> **WORK TO BE COMPLETED**: Reproduce each entry below exactly as it appears.

> **TASK MATERIAL**:
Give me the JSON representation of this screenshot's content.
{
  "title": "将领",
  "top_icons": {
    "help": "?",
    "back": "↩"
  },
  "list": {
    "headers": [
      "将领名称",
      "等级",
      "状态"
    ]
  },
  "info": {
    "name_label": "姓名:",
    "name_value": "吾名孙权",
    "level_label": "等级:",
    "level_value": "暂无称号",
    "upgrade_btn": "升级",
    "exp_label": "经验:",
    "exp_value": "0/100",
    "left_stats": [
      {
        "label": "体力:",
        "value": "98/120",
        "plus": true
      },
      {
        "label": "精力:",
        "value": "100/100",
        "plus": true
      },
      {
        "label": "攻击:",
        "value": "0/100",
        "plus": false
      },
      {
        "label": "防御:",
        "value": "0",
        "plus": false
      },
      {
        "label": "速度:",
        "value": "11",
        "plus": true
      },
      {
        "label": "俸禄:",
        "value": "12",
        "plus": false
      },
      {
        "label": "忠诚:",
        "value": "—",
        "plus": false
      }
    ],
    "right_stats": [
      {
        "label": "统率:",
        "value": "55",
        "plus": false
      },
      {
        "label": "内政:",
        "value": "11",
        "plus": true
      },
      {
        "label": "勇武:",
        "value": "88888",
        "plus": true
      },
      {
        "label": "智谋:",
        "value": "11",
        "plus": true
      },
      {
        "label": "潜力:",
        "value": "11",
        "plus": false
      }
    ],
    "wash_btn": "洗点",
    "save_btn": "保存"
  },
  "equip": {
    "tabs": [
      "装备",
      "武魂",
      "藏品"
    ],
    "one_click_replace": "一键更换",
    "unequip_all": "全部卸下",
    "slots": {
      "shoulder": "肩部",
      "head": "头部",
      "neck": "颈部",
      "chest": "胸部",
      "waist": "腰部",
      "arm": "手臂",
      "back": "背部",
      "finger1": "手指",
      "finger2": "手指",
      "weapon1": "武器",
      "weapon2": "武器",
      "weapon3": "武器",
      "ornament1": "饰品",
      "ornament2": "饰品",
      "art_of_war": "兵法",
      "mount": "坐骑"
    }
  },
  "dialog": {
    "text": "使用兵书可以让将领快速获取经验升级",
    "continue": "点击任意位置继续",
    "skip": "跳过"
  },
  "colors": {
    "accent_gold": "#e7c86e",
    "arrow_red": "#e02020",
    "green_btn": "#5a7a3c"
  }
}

> **WRITTEN SOLUTION**:
Give me the JSON representation of this screenshot's content.
{
  "title": "将领",
  "top_icons": {
    "help": "?",
    "back": "↩"
  },
  "list": {
    "headers": [
      "将领名称",
      "等级",
      "状态"
    ]
  },
  "info": {
    "name_label": "姓名:",
    "name_value": "吾名孙权",
    "level_label": "等级:",
    "level_value": "暂无称号",
    "upgrade_btn": "升级",
    "exp_label": "经验:",
    "exp_value": "0/100",
    "left_stats": [
      {
        "label": "体力:",
        "value": "98/120",
        "plus": true
      },
      {
        "label": "精力:",
        "value": "100/100",
        "plus": true
      },
      {
        "label": "攻击:",
        "value": "0/100",
        "plus": false
      },
      {
        "label": "防御:",
        "value": "0",
        "plus": false
      },
      {
        "label": "速度:",
        "value": "11",
        "plus": true
      },
      {
        "label": "俸禄:",
        "value": "12",
        "plus": false
      },
      {
        "label": "忠诚:",
        "value": "—",
        "plus": false
      }
    ],
    "right_stats": [
      {
        "label": "统率:",
        "value": "55",
        "plus": false
      },
      {
        "label": "内政:",
        "value": "11",
        "plus": true
      },
      {
        "label": "勇武:",
        "value": "88888",
        "plus": true
      },
      {
        "label": "智谋:",
        "value": "11",
        "plus": true
      },
      {
        "label": "潜力:",
        "value": "11",
        "plus": false
      }
    ],
    "wash_btn": "洗点",
    "save_btn": "保存"
  },
  "equip": {
    "tabs": [
      "装备",
      "武魂",
      "藏品"
    ],
    "one_click_replace": "一键更换",
    "unequip_all": "全部卸下",
    "slots": {
      "shoulder": "肩部",
      "head": "头部",
      "neck": "颈部",
      "chest": "胸部",
      "waist": "腰部",
      "arm": "手臂",
      "back": "背部",
      "finger1": "手指",
      "finger2": "手指",
      "weapon1": "武器",
      "weapon2": "武器",
      "weapon3": "武器",
      "ornament1": "饰品",
      "ornament2": "饰品",
      "art_of_war": "兵法",
      "mount": "坐骑"
    }
  },
  "dialog": {
    "text": "使用兵书可以让将领快速获取经验升级",
    "continue": "点击任意位置继续",
    "skip": "跳过"
  },
  "colors": {
    "accent_gold": "#e7c86e",
    "arrow_red": "#e02020",
    "green_btn": "#5a7a3c"
  }
}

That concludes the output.